David Turner’s been around the bike industry for ever, working with the likes of RockShox and Horst Leitner in the early days of MTB suspension and trading under his own name since 1994. Today the Turner range is one of the most popular “boutique” brands in the UK – lob an inner tube in a Welsh MTB centre car park and you’ll almost certainly lassoo at least a couple of 5 Spots. The range has been steadily growing over the years, and for 2007 there are seven Turner frames covering everything from XC to DH and all points in between.
We headed up to Coed Llandegla recently to meet up with Turner importers Roundel MTB and have a quick spin on some of the new range. And, of course, to sample the bacon butties…
The 5 Spot is the Turner you see most in the UK – it successfully hits that middle ground between a bit too XC and a bit too freeride for a lot of riders, offering a sensible amount of travel at a sensible weight for a sort of heavy-duty trail bike.
For 2007 it’s had a name change, though. The new 5½ Spot has an extra half-inch of travel, at 5.5in (140mm). The additional travel comes courtesy of a redesigned rocker that also promises increased torsional stiffness. Also stiffer is the new chainstay assembly.
Despite the extra travel, it hasn’t got any heavier (claimed frame weight is 6.2lb) and most of the time it doesn’t feel any different to ride – you just get a bit more margin of error. The character of the bike remains unchanged, so it’s still the all-rounder that made it a success in the first place. Frame price is £1,495.
Moving up a travel notch we have the completely redesigned RFX. Last year’s bike was a direct development of the old 6 Pack, which was definitely a bit on the freeride side. The RFX is meant to be more all-mountain, and to further that aim the 2007 frame has shed 1.5lb in weight. The whole rear triangle and rocker arm are redesigned around a longer Fox DHX Air shock that delivers 6.4in of rear wheel travel.
We didn’t get a chance to ride this one, but it looked like a worthy ally on the jumpy/droppy bits and no slouch on the climbs either. The RFX is also £1,495.
And now for something completely different. The Sultan is Turner’s first entry into the 29er market. Big wheels are massively popular in the US, and they’ve now reached a critical mass at which there’s actually a choice of forks and tyres. We’re still not totally convinced by the concept, but at the end of the day it’s just another sort of bike that some people will get on with and some won’t. And it’s not as if the 26in wheel is anything other than a historical accident anyway.

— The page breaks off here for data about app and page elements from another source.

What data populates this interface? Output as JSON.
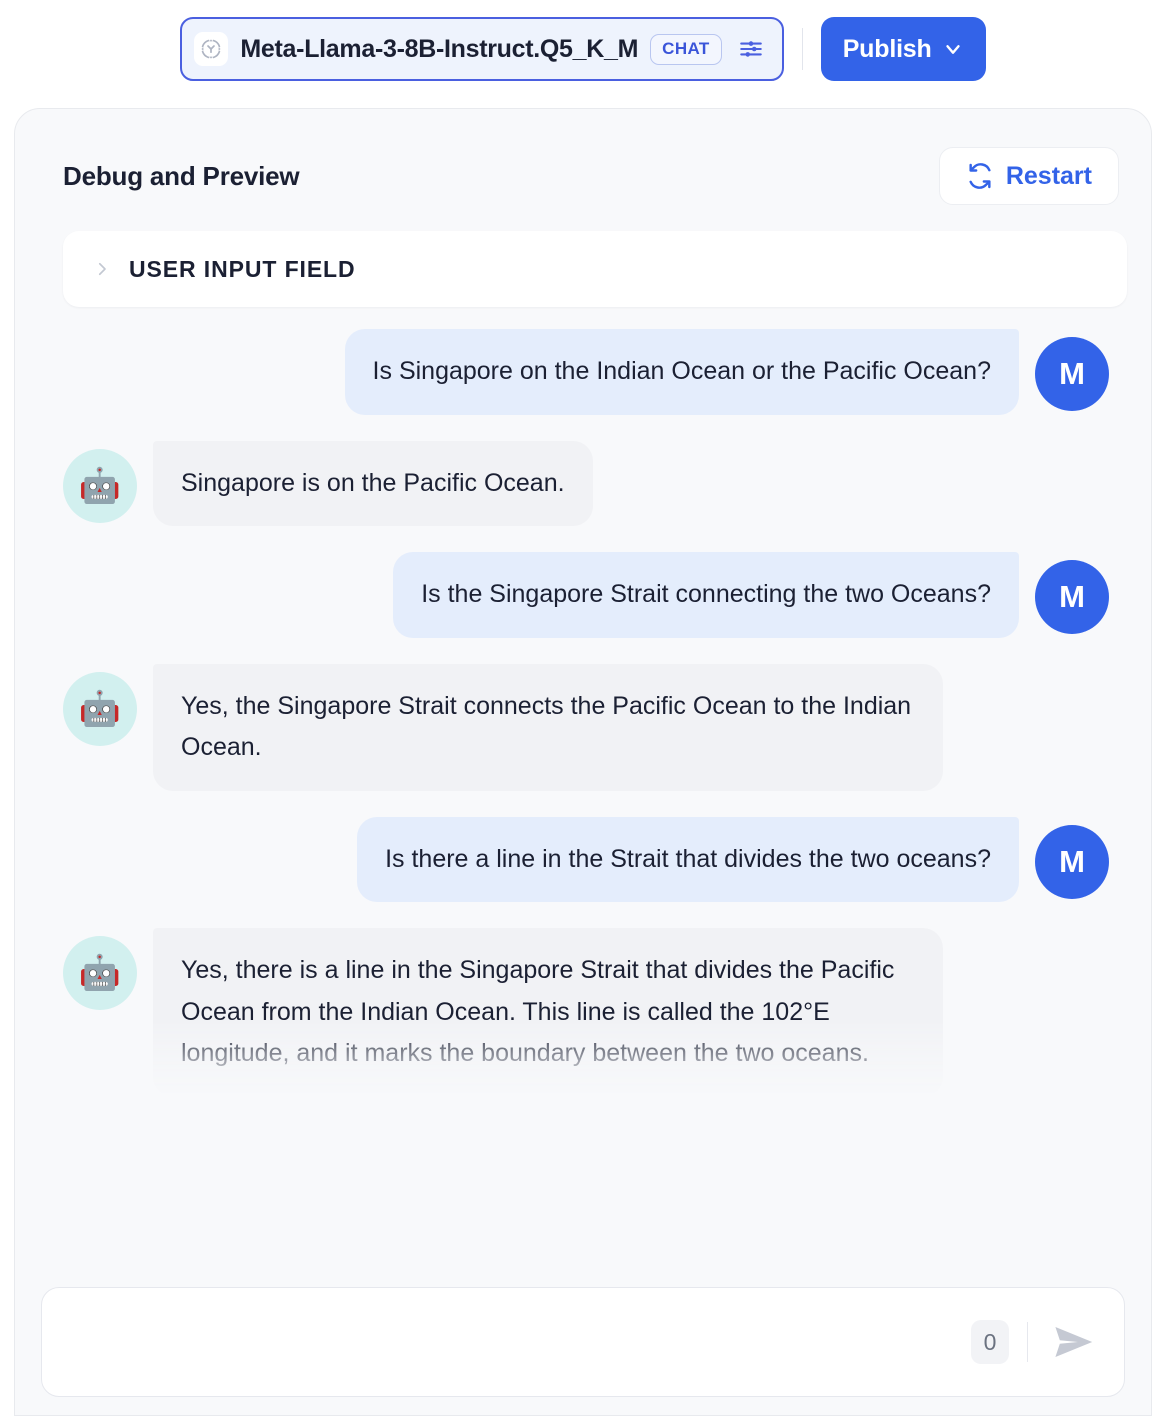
{
  "topbar": {
    "model_icon": "model-3d-icon",
    "model_name": "Meta-Llama-3-8B-Instruct.Q5_K_M",
    "chat_badge": "CHAT",
    "tune_icon": "sliders-icon",
    "publish_label": "Publish",
    "publish_chevron": "chevron-down-icon",
    "accent_color": "#3363e8"
  },
  "panel": {
    "title": "Debug and Preview",
    "restart_label": "Restart",
    "restart_icon": "refresh-icon"
  },
  "user_input_field": {
    "label": "USER INPUT FIELD",
    "chevron": "chevron-right-icon"
  },
  "chat": {
    "user_avatar_initial": "M",
    "bot_avatar_emoji": "🤖",
    "messages": [
      {
        "role": "user",
        "text": "Is Singapore on the Indian Ocean or the Pacific Ocean?"
      },
      {
        "role": "bot",
        "text": "Singapore is on the Pacific Ocean."
      },
      {
        "role": "user",
        "text": "Is the Singapore Strait connecting the two Oceans?"
      },
      {
        "role": "bot",
        "text": "Yes, the Singapore Strait connects the Pacific Ocean to the Indian Ocean."
      },
      {
        "role": "user",
        "text": "Is there a line in the Strait that divides the two oceans?"
      },
      {
        "role": "bot",
        "text": "Yes, there is a line in the Singapore Strait that divides the Pacific Ocean from the Indian Ocean. This line is called the 102°E longitude, and it marks the boundary between the two oceans."
      }
    ]
  },
  "composer": {
    "value": "",
    "placeholder": "",
    "char_count": "0",
    "send_icon": "send-icon"
  }
}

The Sultan is essentially a big-wheeled Flux. Travel is the same at 4in, the cockpit dimensions are the same across the sizes but the Sultan has longer stays to accommodate the wheels, steeper angles to speed up the handling and an extra 0.5lb of weight on account of there being more metal in it.
It’s not as odd to ride as we were expecting, and the differences weren’t the ones we were expecting either – the Sultan actually feels very light on the steering, largely down to the steep head angle and short stem on the demo bike. What it doesn’t seem to do is respond to the steering with the alacrity of its smaller-wheeled brethren – it’s a leany/carvy kind of bike. It’s great on flowing trails and maintaining speed is a doddle. If you like to chuck bikes around, though, it’s probably not your bag. There aren’t that many full suspension 29ers around, so if you’re looking for one, add the Sultan to the list. By a curious coincidence, they’re £1,495 too.
If you’re a giant, it’s worth noting that the 5½ Spot, RFX and Sultan are all available in monster XXL sizes with 26.5in top tubes – they’re recommended for riders over 6’5″.
That’s the new stuff in the Turner range. Carried over from 2006 largely unchanged (and not costing £1,495…) are the 4.5lb/3in travel Nitrous XC racer (£1,695) and the 5.5lb/4in travel Flux (which is also available in a women-specific 13in frame size) at (£1,395). The Highline freeride frame (£1,695) has slightly less travel for 2007, down to 7.1in – it’s front-mech capable, too. The DHR downhill race frame (£1,895) has had a substantial overhaul – it now has round tubes, a lower BB, a shallower head angle and nearly two pounds less weight. Travel is 8.5in.